■ Problem statement
The answer must consist of each line below that contains the word "header", copied in full.

■ Provided data
^^^^^^^^
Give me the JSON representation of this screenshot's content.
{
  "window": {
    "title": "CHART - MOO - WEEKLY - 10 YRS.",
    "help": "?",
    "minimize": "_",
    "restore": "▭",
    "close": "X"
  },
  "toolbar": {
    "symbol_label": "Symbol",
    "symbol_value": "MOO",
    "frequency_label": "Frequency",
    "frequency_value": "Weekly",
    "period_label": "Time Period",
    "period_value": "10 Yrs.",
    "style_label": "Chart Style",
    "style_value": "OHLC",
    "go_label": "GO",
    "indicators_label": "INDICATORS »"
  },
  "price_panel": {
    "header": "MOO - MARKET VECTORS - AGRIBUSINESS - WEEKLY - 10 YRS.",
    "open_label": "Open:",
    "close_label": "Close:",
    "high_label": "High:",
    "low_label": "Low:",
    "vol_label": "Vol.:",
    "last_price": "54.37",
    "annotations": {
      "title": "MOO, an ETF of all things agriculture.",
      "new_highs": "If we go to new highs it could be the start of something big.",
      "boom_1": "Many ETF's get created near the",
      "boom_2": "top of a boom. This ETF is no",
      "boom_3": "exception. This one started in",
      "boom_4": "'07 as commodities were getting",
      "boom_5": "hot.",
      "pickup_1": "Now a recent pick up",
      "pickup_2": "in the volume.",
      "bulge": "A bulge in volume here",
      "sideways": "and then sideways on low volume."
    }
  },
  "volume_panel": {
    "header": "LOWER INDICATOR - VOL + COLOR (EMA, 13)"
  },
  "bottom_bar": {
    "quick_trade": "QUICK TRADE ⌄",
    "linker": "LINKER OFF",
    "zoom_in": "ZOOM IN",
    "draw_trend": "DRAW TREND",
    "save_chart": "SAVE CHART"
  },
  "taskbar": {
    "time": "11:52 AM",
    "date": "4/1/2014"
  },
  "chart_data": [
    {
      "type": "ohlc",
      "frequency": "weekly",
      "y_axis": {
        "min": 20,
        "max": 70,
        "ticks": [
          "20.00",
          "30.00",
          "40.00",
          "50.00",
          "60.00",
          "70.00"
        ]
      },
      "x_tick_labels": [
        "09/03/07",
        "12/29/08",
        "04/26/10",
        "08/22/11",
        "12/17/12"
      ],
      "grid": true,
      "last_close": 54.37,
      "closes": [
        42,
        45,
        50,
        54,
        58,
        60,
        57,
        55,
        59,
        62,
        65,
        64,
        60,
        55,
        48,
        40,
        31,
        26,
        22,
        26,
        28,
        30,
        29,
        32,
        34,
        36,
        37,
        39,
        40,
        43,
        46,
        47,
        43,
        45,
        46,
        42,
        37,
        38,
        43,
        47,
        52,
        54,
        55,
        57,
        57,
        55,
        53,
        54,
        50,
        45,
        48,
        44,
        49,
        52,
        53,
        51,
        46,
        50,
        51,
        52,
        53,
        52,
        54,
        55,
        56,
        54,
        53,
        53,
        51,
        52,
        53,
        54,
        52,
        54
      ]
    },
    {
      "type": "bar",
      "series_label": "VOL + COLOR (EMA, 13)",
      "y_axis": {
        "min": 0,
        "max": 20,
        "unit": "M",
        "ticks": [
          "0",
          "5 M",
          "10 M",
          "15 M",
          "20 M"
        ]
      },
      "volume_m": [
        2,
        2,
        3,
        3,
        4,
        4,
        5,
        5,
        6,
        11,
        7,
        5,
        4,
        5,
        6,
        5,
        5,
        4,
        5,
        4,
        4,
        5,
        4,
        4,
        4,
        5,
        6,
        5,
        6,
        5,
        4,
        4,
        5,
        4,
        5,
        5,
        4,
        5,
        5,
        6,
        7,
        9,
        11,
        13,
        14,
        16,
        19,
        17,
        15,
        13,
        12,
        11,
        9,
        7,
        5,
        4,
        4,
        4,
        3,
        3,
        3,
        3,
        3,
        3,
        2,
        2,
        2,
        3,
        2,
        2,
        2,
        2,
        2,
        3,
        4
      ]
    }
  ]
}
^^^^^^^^
■ Solution to the problem
    "header": "MOO - MARKET VECTORS - AGRIBUSINESS - WEEKLY - 10 YRS.",
    "header": "LOWER INDICATOR - VOL + COLOR (EMA, 13)"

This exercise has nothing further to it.